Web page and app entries

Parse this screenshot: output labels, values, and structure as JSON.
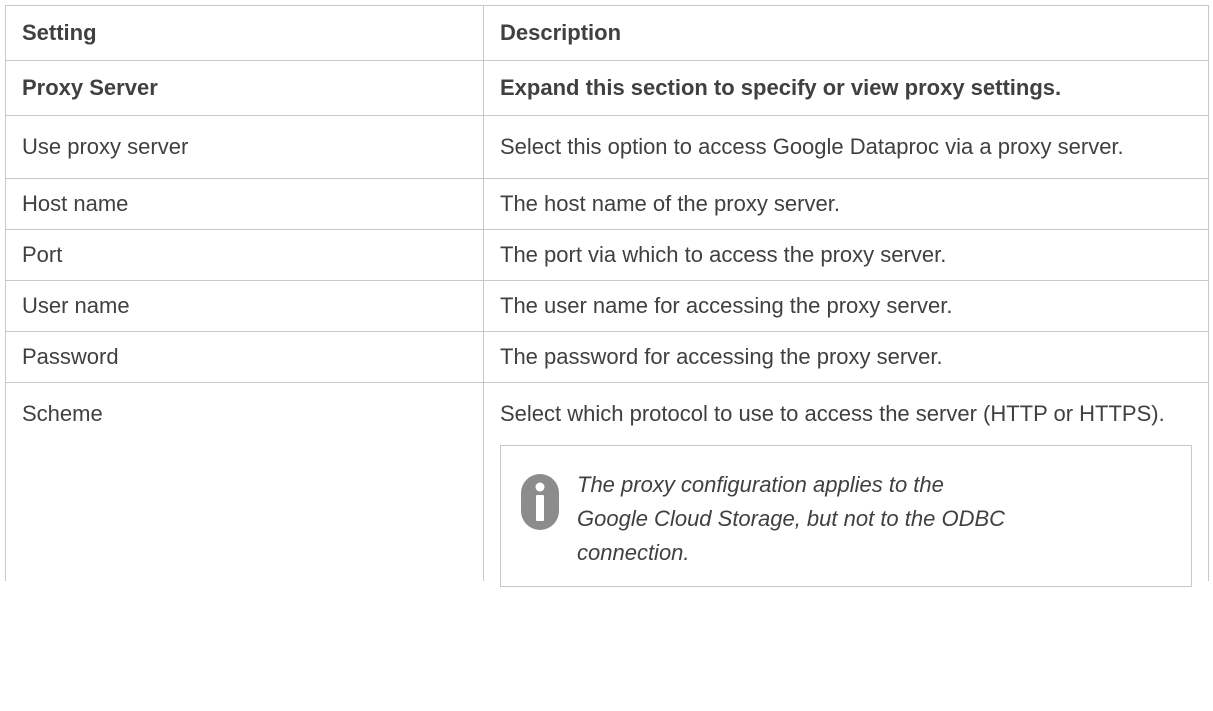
{
  "table": {
    "headers": {
      "setting": "Setting",
      "description": "Description"
    },
    "section": {
      "setting": "Proxy Server",
      "description": "Expand this section to specify or view proxy settings."
    },
    "rows": [
      {
        "setting": "Use proxy server",
        "description": "Select this option to access Google Dataproc via a proxy server."
      },
      {
        "setting": "Host name",
        "description": "The host name of the proxy server."
      },
      {
        "setting": "Port",
        "description": "The port via which to access the proxy server."
      },
      {
        "setting": "User name",
        "description": "The user name for accessing the proxy server."
      },
      {
        "setting": "Password",
        "description": "The password for accessing the proxy server."
      },
      {
        "setting": "Scheme",
        "description": "Select which protocol to use to access the server (HTTP or HTTPS)."
      }
    ],
    "note": {
      "icon": "info-icon",
      "text": "The proxy configuration applies to the Google Cloud Storage, but not to the ODBC connection."
    }
  },
  "colors": {
    "border": "#c8c8c8",
    "text": "#404040",
    "icon": "#8c8c8c"
  }
}
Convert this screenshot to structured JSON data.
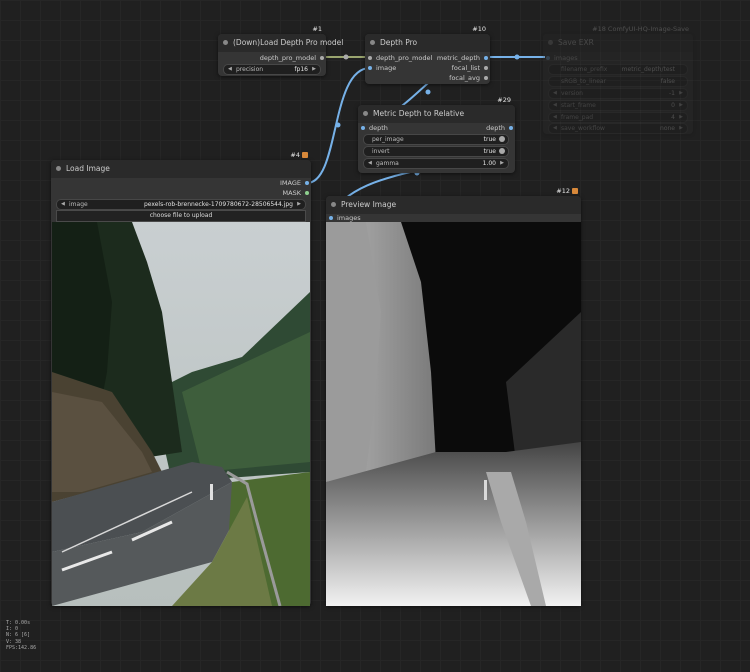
{
  "nodes": {
    "load_depth": {
      "id": "#1",
      "title": "(Down)Load Depth Pro model",
      "output": "depth_pro_model",
      "widget": {
        "label": "precision",
        "value": "fp16"
      }
    },
    "depth_pro": {
      "id": "#10",
      "title": "Depth Pro",
      "inputs": [
        "depth_pro_model",
        "image"
      ],
      "outputs": [
        "metric_depth",
        "focal_list",
        "focal_avg"
      ]
    },
    "save_exr": {
      "id": "#18 ComfyUI-HQ-Image-Save",
      "title": "Save EXR",
      "input": "images",
      "widgets": [
        {
          "label": "filename_prefix",
          "value": "metric_depth/test"
        },
        {
          "label": "sRGB_to_linear",
          "value": "false"
        },
        {
          "label": "version",
          "value": "-1"
        },
        {
          "label": "start_frame",
          "value": "0"
        },
        {
          "label": "frame_pad",
          "value": "4"
        },
        {
          "label": "save_workflow",
          "value": "none"
        }
      ]
    },
    "metric_rel": {
      "id": "#29",
      "title": "Metric Depth to Relative",
      "input": "depth",
      "output": "depth",
      "widgets": [
        {
          "label": "per_image",
          "value": "true"
        },
        {
          "label": "invert",
          "value": "true"
        },
        {
          "label": "gamma",
          "value": "1.00"
        }
      ]
    },
    "load_image": {
      "id": "#4",
      "title": "Load Image",
      "outputs": [
        "IMAGE",
        "MASK"
      ],
      "widget": {
        "label": "image",
        "value": "pexels-rob-brennecke-1709780672-28506544.jpg"
      },
      "upload_label": "choose file to upload"
    },
    "preview": {
      "id": "#12",
      "title": "Preview Image",
      "input": "images"
    }
  },
  "stats": [
    "T: 0.00s",
    "I: 0",
    "N: 6 [6]",
    "V: 38",
    "FPS:142.86"
  ],
  "colors": {
    "link": "#76b1e8",
    "canvas": "#202020",
    "node": "#353535",
    "badge": "#d7883a"
  }
}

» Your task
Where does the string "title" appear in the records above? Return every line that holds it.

» Response
      "title": "(Down)Load Depth Pro model",
      "title": "Depth Pro",
      "title": "Save EXR",
      "title": "Metric Depth to Relative",
      "title": "Load Image",
      "title": "Preview Image",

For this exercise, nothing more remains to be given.